Disney to Test AI Bias Check for Representation in Television and Film
A recent UNESCO study took its title from a sentence that Apple’s female-gendered voice-assistant, Siri, was originally programmed to say in response to users calling her a sexist name: entitled “I’d Blush If I Could.” Apple finally updated Siri’s programming only at the beginning of 2019 to “I don’t know how to respond to that.”
In light of the fact that Siri was released back in 2011, it seemed to not have bothered Apple much at all that it was assigning Siri such a coy, stereotypically feminine response that it was allowed to stay in the program for close to eight years. As the UNESCO report points out, ”Siri’s ‘female’ obsequiousness — and the servility expressed by so many other digital assistants projected as young women — provides a powerful illustration of gender biases coded into technology products."
Such biases have not only plagued the technology sector, but the entertainment industry, as well. Of course, AI does not create bias, but it does reflect the prejudices of its programming. Now, though AI is being used to counter bias.
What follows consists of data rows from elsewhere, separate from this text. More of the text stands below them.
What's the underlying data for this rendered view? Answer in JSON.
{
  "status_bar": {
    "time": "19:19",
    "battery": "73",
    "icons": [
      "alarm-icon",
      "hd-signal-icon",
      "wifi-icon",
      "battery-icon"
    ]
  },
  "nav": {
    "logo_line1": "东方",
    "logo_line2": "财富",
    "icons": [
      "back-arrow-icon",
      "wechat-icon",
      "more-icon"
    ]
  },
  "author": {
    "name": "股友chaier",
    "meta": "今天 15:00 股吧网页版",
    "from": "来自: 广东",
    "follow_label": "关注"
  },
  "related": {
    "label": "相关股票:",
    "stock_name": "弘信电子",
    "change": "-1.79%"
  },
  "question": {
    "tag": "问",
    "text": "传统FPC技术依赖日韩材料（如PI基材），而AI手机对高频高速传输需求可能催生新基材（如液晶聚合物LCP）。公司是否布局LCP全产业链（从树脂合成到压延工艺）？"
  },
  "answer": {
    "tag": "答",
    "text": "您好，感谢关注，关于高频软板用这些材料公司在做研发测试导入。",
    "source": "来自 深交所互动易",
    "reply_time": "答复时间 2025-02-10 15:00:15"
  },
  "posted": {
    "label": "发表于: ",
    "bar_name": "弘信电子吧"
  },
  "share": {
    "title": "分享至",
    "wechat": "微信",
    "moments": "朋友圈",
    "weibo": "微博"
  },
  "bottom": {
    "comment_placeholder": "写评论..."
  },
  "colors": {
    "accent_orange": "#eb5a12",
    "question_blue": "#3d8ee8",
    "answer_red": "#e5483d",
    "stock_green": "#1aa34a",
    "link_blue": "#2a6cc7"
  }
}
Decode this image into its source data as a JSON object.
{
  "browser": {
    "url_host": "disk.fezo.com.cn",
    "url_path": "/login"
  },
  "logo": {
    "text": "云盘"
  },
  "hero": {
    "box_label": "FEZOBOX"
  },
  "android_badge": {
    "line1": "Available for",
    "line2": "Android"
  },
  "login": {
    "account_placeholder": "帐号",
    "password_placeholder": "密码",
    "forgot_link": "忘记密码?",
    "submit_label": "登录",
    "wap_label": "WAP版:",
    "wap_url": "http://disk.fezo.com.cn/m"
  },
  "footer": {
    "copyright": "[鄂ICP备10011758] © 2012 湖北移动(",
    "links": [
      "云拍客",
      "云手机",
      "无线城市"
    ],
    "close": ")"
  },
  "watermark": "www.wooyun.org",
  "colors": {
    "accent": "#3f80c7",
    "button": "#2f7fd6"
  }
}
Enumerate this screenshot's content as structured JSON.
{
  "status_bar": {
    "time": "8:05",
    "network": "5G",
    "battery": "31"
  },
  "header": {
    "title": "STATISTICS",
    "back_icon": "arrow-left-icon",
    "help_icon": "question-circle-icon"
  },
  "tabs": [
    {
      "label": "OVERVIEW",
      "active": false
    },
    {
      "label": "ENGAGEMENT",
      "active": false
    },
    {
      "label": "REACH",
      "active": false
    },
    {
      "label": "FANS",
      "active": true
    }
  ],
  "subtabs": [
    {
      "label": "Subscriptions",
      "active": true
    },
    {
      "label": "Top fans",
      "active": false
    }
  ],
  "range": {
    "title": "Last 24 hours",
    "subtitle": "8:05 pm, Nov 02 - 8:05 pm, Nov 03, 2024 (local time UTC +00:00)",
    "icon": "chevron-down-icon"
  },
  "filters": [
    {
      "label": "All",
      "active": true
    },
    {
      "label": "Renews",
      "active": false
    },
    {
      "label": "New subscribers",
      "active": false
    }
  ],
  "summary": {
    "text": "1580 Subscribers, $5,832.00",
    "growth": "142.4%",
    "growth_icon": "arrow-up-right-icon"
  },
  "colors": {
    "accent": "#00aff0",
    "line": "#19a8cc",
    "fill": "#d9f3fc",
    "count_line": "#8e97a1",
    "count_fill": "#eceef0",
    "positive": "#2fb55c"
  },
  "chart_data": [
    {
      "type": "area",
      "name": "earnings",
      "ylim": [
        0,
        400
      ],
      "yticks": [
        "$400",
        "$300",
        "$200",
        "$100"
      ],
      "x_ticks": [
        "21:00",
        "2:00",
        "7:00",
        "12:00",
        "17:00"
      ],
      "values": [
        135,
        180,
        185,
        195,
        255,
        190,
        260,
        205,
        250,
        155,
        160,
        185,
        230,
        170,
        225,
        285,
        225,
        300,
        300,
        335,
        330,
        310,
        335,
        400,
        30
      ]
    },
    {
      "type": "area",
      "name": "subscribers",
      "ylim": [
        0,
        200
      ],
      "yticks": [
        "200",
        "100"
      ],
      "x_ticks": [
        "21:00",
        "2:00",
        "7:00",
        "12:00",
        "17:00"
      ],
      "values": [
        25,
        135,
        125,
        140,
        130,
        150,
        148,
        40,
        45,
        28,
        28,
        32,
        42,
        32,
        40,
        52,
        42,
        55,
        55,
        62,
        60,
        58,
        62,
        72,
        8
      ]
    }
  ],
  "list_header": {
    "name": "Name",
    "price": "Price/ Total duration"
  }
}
Women on screens
Concern about the message about women’s roles that come through from how women appear or often fail to appear in films and television is what motivates the nonprofit work of the Geena Davis Institute on Gender in Media. Its tagline is: “If she can see it, she can be it.”
There is a great deal of truth to that assertion about seeing the possibilities. As the study Women in Tech: Their Current Status, What They Have Achieved and What They Want shows, the lack of visibility of women in tech, particularly in leadership roles and as speaker in conferences, is very discouraging for women, and the majority reported that they would be more likely to attend a conference if a women were featured.
Introducing an AI-powered spellcheck for bias
Geena Davis, the actress for whom the organization is named, is a devoted activist for women’s representation on the screen. Appropriately enough, she announced the adoption of an AI solution for bias in films by Disney named for her ideals, the Geena Davis Inclusion Quotient (GD-IQ) or GD-IQ: Spellcheck for Bias.
As reported in The Hollywood Reporter, Davis delivered the keynote speech this month at the Power of Inclusion Summit that was held in New Zealand during which she announced that her organization is teaming up with Walt Disney Studios to apply the AI solution that shares her name to identify possible biases in film and television scripts. The article explains:
The new tool leverages patented machine learning technology developed at the University of Southern California Viterbi School of Engineering to rapidly analyze the text of a script to determine its number of male and female characters and whether they are representative of the real population at large. The technology also can discern the numbers of characters who are people of color, LGBTQI, possess disabilities or belong to other groups typically underrepresented and failed by Hollywood storytelling.
In addition to counting up the representation of genders and races or ethnic identities of characters in a script, the tool can break down the quality of the representation in terms of the dialogue, including total number of words and the “level of sophistication of the vocabulary they use.” It also assesses “the relative social status or positions of power assigned to the characters by group.”
Davis said that her organization will be working with Disney for a “year using this tool to help their decision-making, identify opportunities to increase diversity and inclusion in the manuscripts that they receive.”
It’s interesting that Disney is doing this now, as it has come under fire in the past for depicting negative sexist and racist stereotypes in its animated films. See the videos below:
Disney has changed its story lines and script to get more in tune with modern sensibilities in recent years. That’s how we were able to go from the first princess Snow White, who is not only domesticity incarnate but the “fairest of them all,” to the Polynesian princess Moana, who leaves her home not to flee for her life but to save her people as their ruler.
There were many other princesses in between that allowed Disney to showcase Native Americans, Asians, African-Americans, etc., as well as princesses who didn’t just end married and living happily, as in the case of Brave. There are also a whole slew of Disney remakes of its animated films with live actors, which is giving the famed studio a chance to not just update the look of a film but to bring it into the more modern age with respect to the representation of race and sex.
But there still have been quite a few slip ups along the way even in the films intended to be a lot more progressive than its predecessors.
The galaxy may be far, far away, but the film was not a long time ago
One striking example of surprisingly persistent sexism in the Disney universe is the 2016 Star Wars film Rogue One. Sure, there’s a female hero at the center of the film rather than a young man trying to find himself and come into his destiny by tapping into the power of the Force. There were even some women fliers among the rebels.
But did you notice something? Every single one of the scientists and engineers appearing in the movie was a man.
The protagonist's father was the chief scientist leading a team of male engineers. Even if Disney was not yet ready to allow our heroine’s mother to be the scientist (so I don’t know why not) the producers could have at least included some women among the engineering group. But they didn't, and that obvious oversight is something that should make the producers at Disney blush.
So if the new AI tool catches what is obvious to anyone who is aware that roles do not have to be gendered and that you don’t get away with assuming all engineers and scientists are men just because you created a strong female lead, that would be a good thing for film.
Researchers at the University of Helsinki have demonstrated that brains synchronize while playing online games even when the participants are not physically present in the same room.